* **Work required**
Look through the data below. Pick out the lines holding the string "close".

==== Working data

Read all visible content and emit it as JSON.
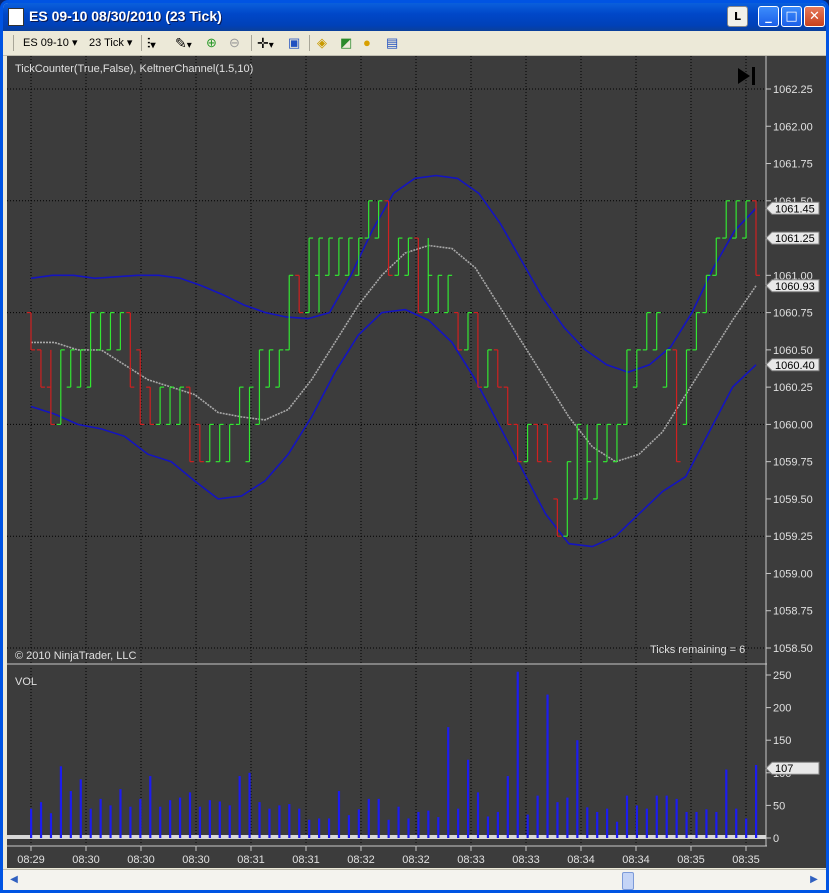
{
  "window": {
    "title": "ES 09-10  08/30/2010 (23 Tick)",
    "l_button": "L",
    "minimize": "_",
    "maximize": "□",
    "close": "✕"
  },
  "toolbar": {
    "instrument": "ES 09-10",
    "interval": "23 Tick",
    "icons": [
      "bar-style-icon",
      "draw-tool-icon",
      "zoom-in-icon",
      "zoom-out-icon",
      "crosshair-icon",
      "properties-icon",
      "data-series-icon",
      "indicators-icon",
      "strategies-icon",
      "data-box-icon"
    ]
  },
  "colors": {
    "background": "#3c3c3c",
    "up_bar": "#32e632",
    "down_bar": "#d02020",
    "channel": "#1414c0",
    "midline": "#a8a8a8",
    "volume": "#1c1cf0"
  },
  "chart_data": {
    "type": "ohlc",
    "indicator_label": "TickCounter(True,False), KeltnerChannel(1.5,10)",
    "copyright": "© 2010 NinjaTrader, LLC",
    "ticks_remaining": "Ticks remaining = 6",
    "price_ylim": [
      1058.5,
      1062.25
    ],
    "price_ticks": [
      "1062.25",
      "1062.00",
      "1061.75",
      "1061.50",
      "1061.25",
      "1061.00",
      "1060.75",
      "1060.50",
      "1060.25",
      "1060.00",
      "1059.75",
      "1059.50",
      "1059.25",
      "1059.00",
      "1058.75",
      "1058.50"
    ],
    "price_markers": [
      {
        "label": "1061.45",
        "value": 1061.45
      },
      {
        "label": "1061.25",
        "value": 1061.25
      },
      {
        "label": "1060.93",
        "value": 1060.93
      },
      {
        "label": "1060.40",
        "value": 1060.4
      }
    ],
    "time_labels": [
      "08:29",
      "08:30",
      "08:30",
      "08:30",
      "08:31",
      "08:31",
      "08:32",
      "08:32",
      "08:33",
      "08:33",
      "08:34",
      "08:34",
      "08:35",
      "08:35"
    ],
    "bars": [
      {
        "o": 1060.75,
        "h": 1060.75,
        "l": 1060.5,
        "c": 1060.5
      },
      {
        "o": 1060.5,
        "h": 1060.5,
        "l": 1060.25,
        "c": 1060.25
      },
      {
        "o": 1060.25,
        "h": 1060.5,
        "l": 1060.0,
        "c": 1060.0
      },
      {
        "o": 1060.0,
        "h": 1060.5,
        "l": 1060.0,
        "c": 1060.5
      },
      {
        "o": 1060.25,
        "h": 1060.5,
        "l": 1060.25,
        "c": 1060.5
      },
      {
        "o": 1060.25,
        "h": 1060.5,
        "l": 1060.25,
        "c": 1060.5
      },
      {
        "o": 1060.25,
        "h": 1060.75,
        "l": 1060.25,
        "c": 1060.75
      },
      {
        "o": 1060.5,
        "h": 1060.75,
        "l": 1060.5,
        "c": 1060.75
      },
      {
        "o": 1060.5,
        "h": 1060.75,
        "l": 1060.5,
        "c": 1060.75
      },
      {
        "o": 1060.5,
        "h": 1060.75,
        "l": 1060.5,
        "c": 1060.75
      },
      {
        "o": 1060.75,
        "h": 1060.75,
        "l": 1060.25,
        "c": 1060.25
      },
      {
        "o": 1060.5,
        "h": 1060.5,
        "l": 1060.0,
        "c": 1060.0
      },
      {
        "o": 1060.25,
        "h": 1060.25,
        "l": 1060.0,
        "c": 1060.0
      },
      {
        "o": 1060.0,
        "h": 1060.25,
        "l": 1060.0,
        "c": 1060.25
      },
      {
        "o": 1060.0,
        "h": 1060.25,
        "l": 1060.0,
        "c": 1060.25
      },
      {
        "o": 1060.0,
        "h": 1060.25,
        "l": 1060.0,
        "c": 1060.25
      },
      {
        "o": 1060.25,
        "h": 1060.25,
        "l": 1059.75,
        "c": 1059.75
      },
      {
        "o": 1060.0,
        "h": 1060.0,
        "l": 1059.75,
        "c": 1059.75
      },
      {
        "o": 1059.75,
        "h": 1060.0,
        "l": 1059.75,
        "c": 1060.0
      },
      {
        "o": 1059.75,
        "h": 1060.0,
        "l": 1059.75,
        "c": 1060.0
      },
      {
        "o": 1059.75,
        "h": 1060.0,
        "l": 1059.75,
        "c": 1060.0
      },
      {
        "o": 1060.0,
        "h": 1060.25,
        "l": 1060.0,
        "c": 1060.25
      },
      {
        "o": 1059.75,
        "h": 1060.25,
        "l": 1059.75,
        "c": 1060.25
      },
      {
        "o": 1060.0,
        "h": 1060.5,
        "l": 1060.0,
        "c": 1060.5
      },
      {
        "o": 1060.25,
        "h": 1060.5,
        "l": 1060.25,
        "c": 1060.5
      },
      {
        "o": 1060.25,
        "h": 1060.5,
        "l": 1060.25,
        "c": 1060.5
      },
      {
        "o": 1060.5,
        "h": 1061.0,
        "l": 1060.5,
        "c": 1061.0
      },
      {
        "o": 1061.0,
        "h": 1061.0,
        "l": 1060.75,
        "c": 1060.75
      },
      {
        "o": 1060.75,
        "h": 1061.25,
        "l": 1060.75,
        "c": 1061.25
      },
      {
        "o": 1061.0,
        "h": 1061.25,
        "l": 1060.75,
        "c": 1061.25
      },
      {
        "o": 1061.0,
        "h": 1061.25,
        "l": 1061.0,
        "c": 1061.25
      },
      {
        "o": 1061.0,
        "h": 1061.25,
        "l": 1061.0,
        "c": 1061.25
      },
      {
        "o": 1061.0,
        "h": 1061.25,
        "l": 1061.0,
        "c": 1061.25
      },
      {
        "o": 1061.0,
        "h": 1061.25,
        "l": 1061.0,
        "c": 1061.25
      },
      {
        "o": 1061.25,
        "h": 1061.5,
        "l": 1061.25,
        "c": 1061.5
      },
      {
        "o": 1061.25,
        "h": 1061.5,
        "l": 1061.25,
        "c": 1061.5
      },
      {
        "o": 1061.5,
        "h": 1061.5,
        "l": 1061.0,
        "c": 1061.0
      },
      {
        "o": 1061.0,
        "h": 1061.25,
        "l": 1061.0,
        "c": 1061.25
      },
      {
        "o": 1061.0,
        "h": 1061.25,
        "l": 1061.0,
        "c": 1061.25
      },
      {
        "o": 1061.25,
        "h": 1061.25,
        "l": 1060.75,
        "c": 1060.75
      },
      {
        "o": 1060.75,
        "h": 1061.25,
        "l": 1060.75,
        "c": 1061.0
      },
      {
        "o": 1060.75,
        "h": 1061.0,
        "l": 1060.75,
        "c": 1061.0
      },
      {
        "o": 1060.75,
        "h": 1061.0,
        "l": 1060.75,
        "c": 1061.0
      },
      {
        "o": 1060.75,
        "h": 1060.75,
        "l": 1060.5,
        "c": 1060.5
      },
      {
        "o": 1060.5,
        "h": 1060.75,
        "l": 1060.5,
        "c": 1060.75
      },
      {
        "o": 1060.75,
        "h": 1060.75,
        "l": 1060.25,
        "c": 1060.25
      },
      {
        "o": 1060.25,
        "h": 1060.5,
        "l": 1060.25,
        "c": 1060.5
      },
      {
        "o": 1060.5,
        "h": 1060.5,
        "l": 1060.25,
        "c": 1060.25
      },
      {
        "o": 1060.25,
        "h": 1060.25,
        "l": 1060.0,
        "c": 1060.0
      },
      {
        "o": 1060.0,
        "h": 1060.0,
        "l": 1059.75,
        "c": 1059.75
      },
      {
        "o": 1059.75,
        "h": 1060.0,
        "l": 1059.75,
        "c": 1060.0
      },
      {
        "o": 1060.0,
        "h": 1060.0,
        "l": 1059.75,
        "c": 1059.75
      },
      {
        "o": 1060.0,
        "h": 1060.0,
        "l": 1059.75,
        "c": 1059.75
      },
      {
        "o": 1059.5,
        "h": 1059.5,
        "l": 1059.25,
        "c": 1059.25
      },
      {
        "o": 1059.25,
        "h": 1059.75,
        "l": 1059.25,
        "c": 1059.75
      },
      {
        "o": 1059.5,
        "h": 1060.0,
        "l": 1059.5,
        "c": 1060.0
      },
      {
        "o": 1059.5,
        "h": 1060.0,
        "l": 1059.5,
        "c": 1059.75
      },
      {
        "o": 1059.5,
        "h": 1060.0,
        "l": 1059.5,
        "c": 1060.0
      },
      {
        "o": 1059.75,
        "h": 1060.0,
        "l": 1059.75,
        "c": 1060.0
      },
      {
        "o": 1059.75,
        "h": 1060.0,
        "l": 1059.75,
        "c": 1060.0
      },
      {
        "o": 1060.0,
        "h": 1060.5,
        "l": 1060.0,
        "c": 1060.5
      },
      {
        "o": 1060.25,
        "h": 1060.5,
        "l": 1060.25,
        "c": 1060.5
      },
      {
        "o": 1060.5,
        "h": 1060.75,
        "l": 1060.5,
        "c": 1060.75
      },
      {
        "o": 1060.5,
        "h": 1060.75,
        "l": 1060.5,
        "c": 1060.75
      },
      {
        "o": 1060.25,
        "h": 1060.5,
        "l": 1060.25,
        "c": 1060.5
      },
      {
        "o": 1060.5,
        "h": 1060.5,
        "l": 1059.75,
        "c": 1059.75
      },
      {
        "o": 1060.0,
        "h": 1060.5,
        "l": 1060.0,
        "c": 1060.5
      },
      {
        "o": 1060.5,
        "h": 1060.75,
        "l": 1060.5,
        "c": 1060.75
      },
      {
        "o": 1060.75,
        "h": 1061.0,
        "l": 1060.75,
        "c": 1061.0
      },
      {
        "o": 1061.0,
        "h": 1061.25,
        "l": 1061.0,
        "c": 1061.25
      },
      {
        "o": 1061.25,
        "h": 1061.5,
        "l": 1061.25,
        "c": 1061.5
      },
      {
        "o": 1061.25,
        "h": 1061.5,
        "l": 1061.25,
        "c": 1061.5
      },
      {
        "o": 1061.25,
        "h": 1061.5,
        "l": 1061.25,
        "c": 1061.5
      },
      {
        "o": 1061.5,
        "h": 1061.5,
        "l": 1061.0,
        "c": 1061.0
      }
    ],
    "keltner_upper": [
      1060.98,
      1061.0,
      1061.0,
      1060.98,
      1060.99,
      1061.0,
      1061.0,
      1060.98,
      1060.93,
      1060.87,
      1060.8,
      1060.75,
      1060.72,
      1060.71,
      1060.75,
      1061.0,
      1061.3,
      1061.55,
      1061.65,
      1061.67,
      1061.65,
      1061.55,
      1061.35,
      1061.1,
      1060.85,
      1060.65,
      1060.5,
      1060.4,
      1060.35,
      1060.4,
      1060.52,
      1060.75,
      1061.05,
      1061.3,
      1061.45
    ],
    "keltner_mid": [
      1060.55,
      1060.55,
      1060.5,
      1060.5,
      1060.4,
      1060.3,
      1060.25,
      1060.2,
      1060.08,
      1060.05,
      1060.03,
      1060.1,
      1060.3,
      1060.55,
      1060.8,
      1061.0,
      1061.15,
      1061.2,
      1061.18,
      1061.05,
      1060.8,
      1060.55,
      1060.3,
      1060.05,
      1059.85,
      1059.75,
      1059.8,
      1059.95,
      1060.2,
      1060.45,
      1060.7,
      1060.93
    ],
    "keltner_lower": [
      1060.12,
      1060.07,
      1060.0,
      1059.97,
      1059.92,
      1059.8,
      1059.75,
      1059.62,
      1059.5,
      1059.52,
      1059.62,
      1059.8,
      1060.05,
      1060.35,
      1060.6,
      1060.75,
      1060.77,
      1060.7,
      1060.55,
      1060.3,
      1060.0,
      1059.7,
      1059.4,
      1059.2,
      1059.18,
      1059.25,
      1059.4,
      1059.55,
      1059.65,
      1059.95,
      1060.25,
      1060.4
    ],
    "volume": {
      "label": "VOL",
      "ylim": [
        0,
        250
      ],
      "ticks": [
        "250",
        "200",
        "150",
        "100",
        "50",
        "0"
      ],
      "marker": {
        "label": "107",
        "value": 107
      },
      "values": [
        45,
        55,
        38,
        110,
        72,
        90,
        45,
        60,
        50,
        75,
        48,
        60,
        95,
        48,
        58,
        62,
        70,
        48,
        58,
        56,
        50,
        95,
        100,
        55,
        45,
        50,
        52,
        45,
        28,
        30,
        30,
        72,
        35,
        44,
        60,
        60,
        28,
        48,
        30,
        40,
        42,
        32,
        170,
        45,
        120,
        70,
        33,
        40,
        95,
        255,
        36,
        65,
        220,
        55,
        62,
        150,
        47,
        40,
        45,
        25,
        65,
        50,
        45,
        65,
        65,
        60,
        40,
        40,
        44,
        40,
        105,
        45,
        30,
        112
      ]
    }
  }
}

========
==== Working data

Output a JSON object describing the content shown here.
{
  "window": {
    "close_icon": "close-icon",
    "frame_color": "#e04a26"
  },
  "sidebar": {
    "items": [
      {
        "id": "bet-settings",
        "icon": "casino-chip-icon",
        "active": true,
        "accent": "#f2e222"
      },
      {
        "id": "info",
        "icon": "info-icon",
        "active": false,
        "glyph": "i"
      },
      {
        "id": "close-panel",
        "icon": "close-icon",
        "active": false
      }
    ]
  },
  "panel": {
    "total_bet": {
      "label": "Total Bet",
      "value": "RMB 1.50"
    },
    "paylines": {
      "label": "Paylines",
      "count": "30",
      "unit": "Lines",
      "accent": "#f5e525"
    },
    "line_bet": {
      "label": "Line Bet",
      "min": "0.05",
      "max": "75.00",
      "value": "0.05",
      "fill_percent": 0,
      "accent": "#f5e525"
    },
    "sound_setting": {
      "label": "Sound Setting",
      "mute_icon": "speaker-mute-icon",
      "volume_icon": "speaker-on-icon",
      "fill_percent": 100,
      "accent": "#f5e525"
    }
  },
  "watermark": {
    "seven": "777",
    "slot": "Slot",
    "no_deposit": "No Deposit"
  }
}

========

* **Answer to this exercise**
    "close": "✕"
    "close_icon": "close-icon",
        "id": "close-panel",
        "icon": "close-icon",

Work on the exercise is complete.